When my husband and I parted ways 15 years ago, I felt a freedom I hadn’t experienced in decades. For the first time in my life, I had just one person to look after: myself.
The feeling didn’t last. The impact of our divorce did nothing to improve my ex-husband’s poor attitude to his health or his skills at managing money. All those years of “filling in the gaps” for him meant he failed to develop these skills.
In recent years, as we get older, I grow increasingly worried about how he will get on in old age. I would bet my socks that he hasn’t seen a doctor since I last nagged him about it in 1999. Has he sorted out his pension? Why is he still renting and not buying somewhere to retire to?
Every now and then, I work myself into a frenzy of worry and barrage my oldest daughter with questions about her father – is he looking after himself? Has he said anything about his plans for the future?
Part of my worry stems from guilt. I can see it, but I can’t do anything about it…
I feel guilty that it’s my daughters, not me, who will have to look after their father in old age, and I imagine it won’t be smooth sailing. His unhealthy lifestyle will almost certainly mean he has at least one chronic health condition to manage. On whose shoulders will that burden fall?
When we got married 47 years ago, I imagined it would be me wiping the dribble off his chin and doling out his pills.
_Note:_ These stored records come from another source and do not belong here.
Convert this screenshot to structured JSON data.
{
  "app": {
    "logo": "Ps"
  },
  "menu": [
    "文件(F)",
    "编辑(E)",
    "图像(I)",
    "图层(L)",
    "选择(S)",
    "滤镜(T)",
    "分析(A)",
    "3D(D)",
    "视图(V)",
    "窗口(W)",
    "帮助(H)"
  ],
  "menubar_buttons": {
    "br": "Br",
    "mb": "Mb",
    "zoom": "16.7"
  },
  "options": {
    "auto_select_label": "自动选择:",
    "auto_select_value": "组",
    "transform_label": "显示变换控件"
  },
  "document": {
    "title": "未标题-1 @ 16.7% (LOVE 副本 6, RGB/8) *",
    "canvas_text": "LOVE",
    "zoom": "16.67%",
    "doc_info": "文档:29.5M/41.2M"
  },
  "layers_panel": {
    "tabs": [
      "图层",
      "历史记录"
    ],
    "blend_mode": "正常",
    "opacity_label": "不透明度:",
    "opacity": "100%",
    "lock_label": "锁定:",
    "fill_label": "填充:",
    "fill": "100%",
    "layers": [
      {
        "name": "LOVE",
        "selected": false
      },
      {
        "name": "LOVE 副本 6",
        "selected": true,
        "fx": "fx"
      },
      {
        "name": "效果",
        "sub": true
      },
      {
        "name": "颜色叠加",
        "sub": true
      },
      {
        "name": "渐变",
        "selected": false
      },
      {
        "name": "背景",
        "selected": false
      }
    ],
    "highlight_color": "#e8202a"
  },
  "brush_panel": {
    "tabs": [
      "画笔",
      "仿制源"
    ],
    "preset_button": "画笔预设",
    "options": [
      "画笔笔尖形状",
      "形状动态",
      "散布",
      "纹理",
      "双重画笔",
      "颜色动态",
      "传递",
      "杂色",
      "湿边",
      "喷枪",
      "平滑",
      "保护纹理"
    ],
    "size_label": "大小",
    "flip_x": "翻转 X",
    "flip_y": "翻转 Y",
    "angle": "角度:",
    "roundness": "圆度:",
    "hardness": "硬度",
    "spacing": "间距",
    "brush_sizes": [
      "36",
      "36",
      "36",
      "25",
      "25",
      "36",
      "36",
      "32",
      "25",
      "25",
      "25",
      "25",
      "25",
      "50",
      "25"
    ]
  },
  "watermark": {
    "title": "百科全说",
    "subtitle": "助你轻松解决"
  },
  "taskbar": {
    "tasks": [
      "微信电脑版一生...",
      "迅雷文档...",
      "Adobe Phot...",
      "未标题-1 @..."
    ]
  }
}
But I broke off our marriage and have now passed on this burden to my children.